Yield(), tasks and interrupting OpenGL code

I’ve been trying to work with OpenGL (ModernGL.jl) within the REPL but using a scheduled task to keep rendering continuously to allow interactivity with schedule(Task(renderLoop)).

I experienced some crashes (difficult to reproduce these) and some OpenGL errors (easy to reproduce since they always happens when I follow the same steps).

After some debugging I think the problem happens because the OpenGL code I put in the REPL is interrupted by the renderLoop function that is in the scheduled task. Due to the nature of OpenGL it is not safe to interrupt blocks of OpenGL code to call other OpenGL code and I can confirm that that the scheduled task executed some instructions in the middle of the REPL code.

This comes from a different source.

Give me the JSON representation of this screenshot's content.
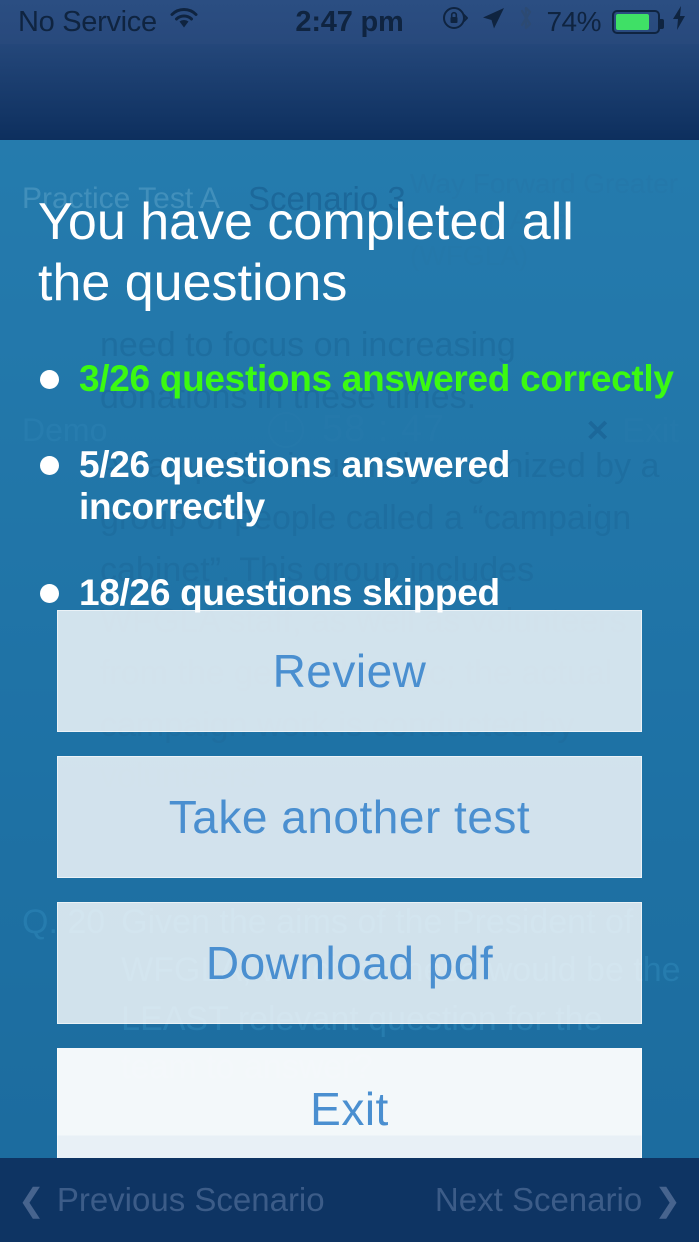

Of course, I don’t expect that multiple sentences in the REPL code are gonna make the scheduled task wait, but I did expect to don’t see a function call in the REPL being interrupted by the scheduled task.

I “saw” the interruption when the REPL code executed prints or the C function glXGetProcAddress.

My questions are: Seems my guess correct? is this expected behavior? Calls to println and ccall call yield()? Should this be documented?

If my problem is not very clear I can create and paste here the real code, but I hope some pseudocode is enough:

flag = false

function renderLoop()
  global flag
  yield() # this is a safe point for executing other OpenGL code
  if flag
    @error "We are interrupting external OpenGL code, UNSAFE!!!"

function extra_stuff()
  global flag
  # OpenGL code that mustn't be interrupted by other OpenGL code

julia> schedule(Task(renderLoop))

julia> extra_stuff()
Error: We are interrupting external OpenGL code, UNSAFE!!!

I’m using Linux with Julia 1.0.0, I’m completely new to Julia but not so much to OpenGL.

Thank you! Issues aside, I’m having a great time learning and programming in Julia

I think (but @jameson knows better) that this is https://github.com/JuliaGraphics/Gtk.jl/issues/161

@jameson developed a macro for Gtk.jl that handles this (Gtk.@sigatom).
https://github.com/JuliaLang/julia/pull/13099 is supposed to fix the real issue.

So, is it expected to see the task switching (yield of the extra_stuff())?

Maybe the crashes were produced by the stack issue, although I don’t understand much this.

However, I don’t think the behavior I’m seeing with the flag and the @error has something to do with the stack. I think this can just be explained by hidden yields. But, of course, I’d be much happier if someone could confirm this.

You should treat Tasks as-if they are being run on different threads, so the usual provisions apply: use locks around critical regions, avoid race conditions, etc.
I made sigatom (and its pair siginterruptable) in Gtk for convenience at marking critical regions—it just de-sugars to a do-block call to acquire and release the relevant lock.

To add to this, and more specifically address you question about whether this is expected - Julia tasks will generally yield on any I/O operation (printing to STDOUT, reading/writing from disk, etc.) but also any time someone’s code calls wait on a Condition. In general you don’t know whether some code you’re calling is going to do something that yields.

I see, I didn’t know about the automatic yielding. I understand the model is similar to Go’s one.

I tried to use a Threads.Mutex to fix it, but I wasn’t able to make it work. I tried to make the code smaller and I ended up with this:

mutex = Threads.Mutex()

function f()
   global mutex
   while true



This outputs:


Which for me doesn’t make any sense since the mutex is locked on f as shown with the “locked” print. I expected to see the main task blocked forever and no “hello” in the output.

Thank you all!

Ok, I found the problem. I was using a Threads.Mutex but that cover different threads but not different tasks within the same thread (which seems very odd to me).

Replacing it by a ReentrantLock fixed everything, although it clearly states that is not thread-safe.

I don’t care much right now, but I think that having a Lock that actually acquires the mutex per task while being thread-safe is super useful.

I’m probably too inexperienced in Julia for this, but I could to try to push this. Do you think it makes sense to add that new lock? What would be the next steps, opening an issue in github, creating a PR?